If it weren’t for the foodie revolution ten years ago, we’d still be eating tough sheep and wet oats.
Whenever a New York Times writer enters the UK, a strange thing happens. Britain turns into some sort of mythical land – a mock-medieval society imagined in a videogame, or an enigmatic corner of the developing world.
So it is with its recent food review of London’s most cutting-edge restaurants. “Beyond Porridge and Boiled Mutton: A Taste of London” was the intriguing headline, leading into a piece that suggested London restaurants – aside from a few “scattered exceptions” – were serving porridge and boiled mutton until a decade ago.
Ten years on from a culinary revolution that hit Britain, Londoners are apparently now deprived of their favourite meals of tough sheep meat and wet oats.
And that’s not the only thing the intrepid journalist was confused about. Mayfair – the heart of old money London, and famously one of the world’s most expensive areas – was rechristened “Mayfield”.
Your mole is also fascinated that this writer could hear the “rattling of a Central Line train” from a restaurant above ground in Bethnal Green’s Paradise Row.
Yes, Bethnal Green is on the Central Line – one of the deepest lines in the Tube network.

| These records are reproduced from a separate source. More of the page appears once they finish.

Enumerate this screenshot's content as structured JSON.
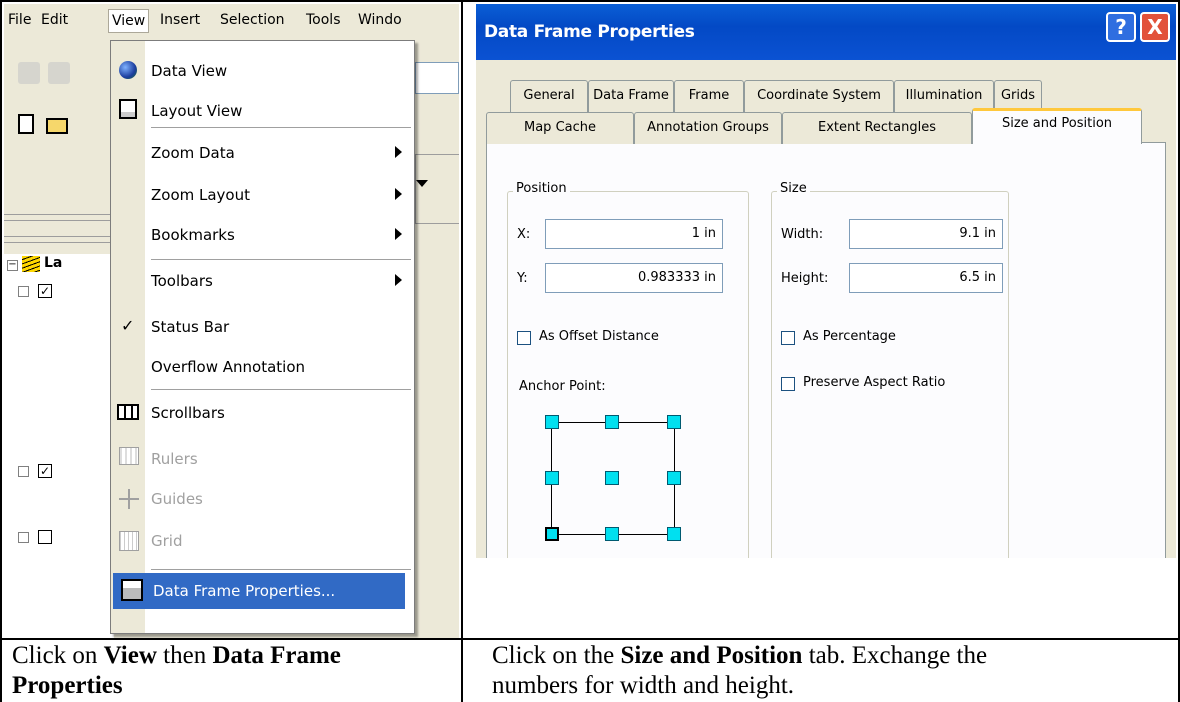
{
  "left": {
    "menubar": [
      "File",
      "Edit",
      "View",
      "Insert",
      "Selection",
      "Tools",
      "Windo"
    ],
    "toc_label": "La",
    "menu_items": [
      {
        "label": "Data View",
        "icon": "globe-icon",
        "submenu": false,
        "disabled": false
      },
      {
        "label": "Layout View",
        "icon": "layout-page-icon",
        "submenu": false,
        "disabled": false
      },
      {
        "label": "Zoom Data",
        "icon": "",
        "submenu": true,
        "disabled": false
      },
      {
        "label": "Zoom Layout",
        "icon": "",
        "submenu": true,
        "disabled": false
      },
      {
        "label": "Bookmarks",
        "icon": "",
        "submenu": true,
        "disabled": false
      },
      {
        "label": "Toolbars",
        "icon": "",
        "submenu": true,
        "disabled": false
      },
      {
        "label": "Status Bar",
        "icon": "checkmark-icon",
        "submenu": false,
        "disabled": false
      },
      {
        "label": "Overflow Annotation",
        "icon": "",
        "submenu": false,
        "disabled": false
      },
      {
        "label": "Scrollbars",
        "icon": "scrollbars-icon",
        "submenu": false,
        "disabled": false
      },
      {
        "label": "Rulers",
        "icon": "rulers-icon",
        "submenu": false,
        "disabled": true
      },
      {
        "label": "Guides",
        "icon": "guides-icon",
        "submenu": false,
        "disabled": true
      },
      {
        "label": "Grid",
        "icon": "grid-icon",
        "submenu": false,
        "disabled": true
      },
      {
        "label": "Data Frame Properties...",
        "icon": "properties-icon",
        "submenu": false,
        "disabled": false,
        "highlighted": true
      }
    ],
    "caption": {
      "p1": "Click on ",
      "b1": "View",
      "p2": " then ",
      "b2": "Data Frame",
      "b3": "Properties"
    }
  },
  "right": {
    "dialog_title": "Data Frame Properties",
    "help_glyph": "?",
    "close_glyph": "X",
    "tabs_row1": [
      "General",
      "Data Frame",
      "Frame",
      "Coordinate System",
      "Illumination",
      "Grids"
    ],
    "tabs_row2": [
      "Map Cache",
      "Annotation Groups",
      "Extent Rectangles",
      "Size and Position"
    ],
    "position": {
      "group_label": "Position",
      "x_label": "X:",
      "x_value": "1 in",
      "y_label": "Y:",
      "y_value": "0.983333 in",
      "offset_label": "As Offset Distance",
      "anchor_label": "Anchor Point:"
    },
    "size": {
      "group_label": "Size",
      "width_label": "Width:",
      "width_value": "9.1 in",
      "height_label": "Height:",
      "height_value": "6.5 in",
      "percentage_label": "As Percentage",
      "aspect_label": "Preserve Aspect Ratio"
    },
    "caption": {
      "p1": "Click on the ",
      "b1": "Size and Position",
      "p2": " tab.  Exchange the",
      "line2": "numbers for width and height."
    }
  }
}
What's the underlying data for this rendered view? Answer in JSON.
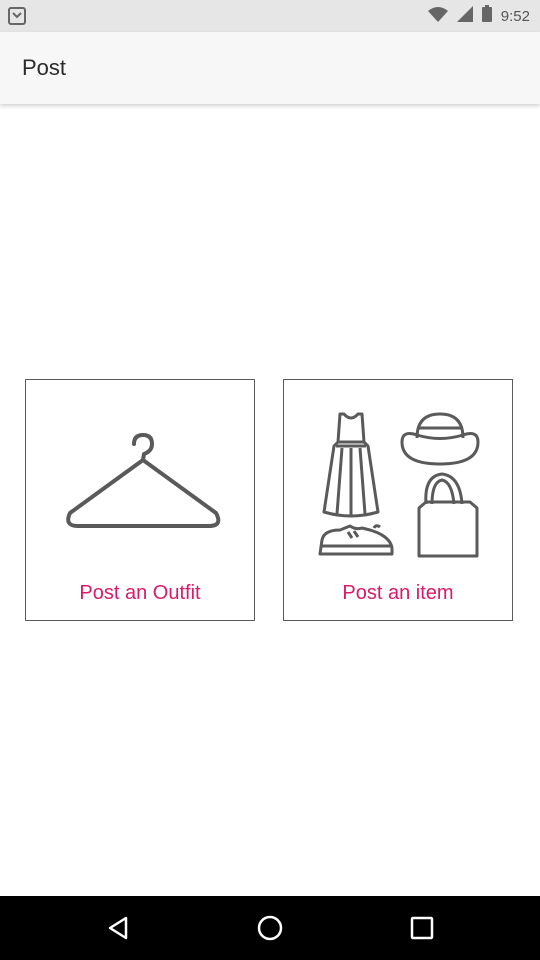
{
  "status_bar": {
    "time": "9:52",
    "icons": [
      "notification-icon",
      "wifi-icon",
      "signal-icon",
      "battery-icon"
    ]
  },
  "app_bar": {
    "title": "Post"
  },
  "cards": {
    "outfit": {
      "label": "Post an Outfit",
      "icon": "hanger-icon"
    },
    "item": {
      "label": "Post an item",
      "icons": [
        "dress-icon",
        "hat-icon",
        "sneaker-icon",
        "tote-bag-icon"
      ]
    }
  },
  "nav_bar": {
    "icons": [
      "back-icon",
      "home-icon",
      "recents-icon"
    ]
  },
  "colors": {
    "accent": "#d81b6a",
    "line_art": "#5a5a5a"
  }
}
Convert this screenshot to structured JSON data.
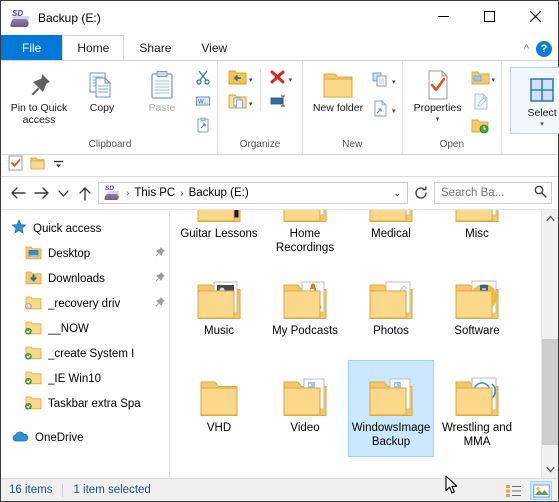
{
  "window": {
    "title": "Backup (E:)",
    "drive_icon": "sd-card-drive-icon",
    "minimize_label": "Minimize",
    "maximize_label": "Maximize",
    "close_label": "Close",
    "collapse_ribbon_label": "^",
    "help_label": "?"
  },
  "tabs": [
    {
      "label": "File",
      "name": "tab-file"
    },
    {
      "label": "Home",
      "name": "tab-home"
    },
    {
      "label": "Share",
      "name": "tab-share"
    },
    {
      "label": "View",
      "name": "tab-view"
    }
  ],
  "ribbon": {
    "groups": [
      {
        "name": "clipboard",
        "label": "Clipboard",
        "big_buttons": [
          {
            "label": "Pin to Quick access",
            "icon": "pin-icon",
            "disabled": false
          },
          {
            "label": "Copy",
            "icon": "copy-icon",
            "disabled": false
          },
          {
            "label": "Paste",
            "icon": "paste-icon",
            "disabled": true
          }
        ],
        "small_buttons": [
          {
            "label": "Cut",
            "icon": "scissors-icon"
          },
          {
            "label": "Copy path",
            "icon": "copy-path-icon"
          },
          {
            "label": "Paste shortcut",
            "icon": "paste-shortcut-icon"
          }
        ]
      },
      {
        "name": "organize",
        "label": "Organize",
        "small_buttons": [
          {
            "label": "Move to",
            "icon": "move-to-icon"
          },
          {
            "label": "Delete",
            "icon": "delete-x-icon"
          },
          {
            "label": "Copy to",
            "icon": "copy-to-icon"
          },
          {
            "label": "Rename",
            "icon": "rename-icon"
          }
        ]
      },
      {
        "name": "new",
        "label": "New",
        "big_buttons": [
          {
            "label": "New folder",
            "icon": "new-folder-icon",
            "disabled": false
          }
        ],
        "small_buttons": [
          {
            "label": "New item",
            "icon": "new-item-icon"
          },
          {
            "label": "Easy access",
            "icon": "easy-access-icon"
          }
        ]
      },
      {
        "name": "open",
        "label": "Open",
        "big_buttons": [
          {
            "label": "Properties",
            "icon": "properties-icon",
            "disabled": false
          }
        ],
        "small_buttons": [
          {
            "label": "Open",
            "icon": "open-folder-icon"
          },
          {
            "label": "Edit",
            "icon": "edit-icon"
          },
          {
            "label": "History",
            "icon": "history-icon"
          }
        ]
      },
      {
        "name": "select",
        "label": "",
        "big_buttons": [
          {
            "label": "Select",
            "icon": "select-icon",
            "disabled": false
          }
        ]
      }
    ]
  },
  "qat": {
    "buttons": [
      {
        "label": "Properties",
        "icon": "properties-check-icon"
      },
      {
        "label": "New folder",
        "icon": "folder-icon"
      },
      {
        "label": "Customize Quick Access Toolbar",
        "icon": "chevron-down-icon"
      }
    ]
  },
  "address": {
    "back_icon": "arrow-left-icon",
    "forward_icon": "arrow-right-icon",
    "recent_icon": "chevron-down-icon",
    "up_icon": "arrow-up-icon",
    "crumbs": [
      "This PC",
      "Backup (E:)"
    ],
    "dropdown_icon": "chevron-down-icon",
    "refresh_icon": "refresh-icon",
    "search_placeholder": "Search Ba...",
    "search_icon": "search-icon"
  },
  "navpane": {
    "items": [
      {
        "label": "Quick access",
        "icon": "quick-access-star-icon",
        "level": 0,
        "pinned": false,
        "badge": ""
      },
      {
        "label": "Desktop",
        "icon": "desktop-folder-icon",
        "level": 1,
        "pinned": true,
        "badge": ""
      },
      {
        "label": "Downloads",
        "icon": "downloads-folder-icon",
        "level": 1,
        "pinned": true,
        "badge": ""
      },
      {
        "label": "_recovery driv",
        "icon": "folder-icon",
        "level": 1,
        "pinned": true,
        "badge": "sync-pending"
      },
      {
        "label": "__NOW",
        "icon": "folder-icon",
        "level": 1,
        "pinned": false,
        "badge": "sync-ok"
      },
      {
        "label": "_create System I",
        "icon": "folder-icon",
        "level": 1,
        "pinned": false,
        "badge": "sync-ok"
      },
      {
        "label": "_IE Win10",
        "icon": "folder-icon",
        "level": 1,
        "pinned": false,
        "badge": "sync-ok"
      },
      {
        "label": "Taskbar extra Spa",
        "icon": "folder-icon",
        "level": 1,
        "pinned": false,
        "badge": "sync-ok"
      },
      {
        "label": "OneDrive",
        "icon": "onedrive-cloud-icon",
        "level": 0,
        "pinned": false,
        "badge": ""
      }
    ]
  },
  "files": {
    "items": [
      {
        "label": "Guitar Lessons",
        "thumb": "guitar-thumb"
      },
      {
        "label": "Home Recordings",
        "thumb": "audio-disc-thumb"
      },
      {
        "label": "Medical",
        "thumb": "document-thumb"
      },
      {
        "label": "Misc",
        "thumb": "document-thumb"
      },
      {
        "label": "Music",
        "thumb": "photo-thumb"
      },
      {
        "label": "My Podcasts",
        "thumb": "vlc-cone-thumb"
      },
      {
        "label": "Photos",
        "thumb": "mortar-pestle-thumb"
      },
      {
        "label": "Software",
        "thumb": "badge-thumb"
      },
      {
        "label": "VHD",
        "thumb": ""
      },
      {
        "label": "Video",
        "thumb": "film-thumb"
      },
      {
        "label": "WindowsImageBackup",
        "thumb": "film-thumb",
        "selected": true
      },
      {
        "label": "Wrestling and MMA",
        "thumb": "disc-thumb"
      }
    ]
  },
  "statusbar": {
    "item_count": "16 items",
    "selection": "1 item selected",
    "views": [
      {
        "label": "Details view",
        "icon": "details-view-icon",
        "active": false
      },
      {
        "label": "Large icons view",
        "icon": "large-icons-view-icon",
        "active": true
      }
    ]
  },
  "scrollbar": {
    "up_icon": "chevron-up-icon",
    "down_icon": "chevron-down-icon"
  },
  "colors": {
    "accent": "#0078d7",
    "selection": "#cce8ff",
    "folder": "#fcd88a",
    "status_text": "#1a4f8a"
  }
}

But London’s nowhere near advanced enough in this writer’s opinion to have an Underground system, clearly. Until ten years ago, aside from a few scattered exceptions, we got around on horseback. Filling their nosebags with oats from Mayfield restaurants.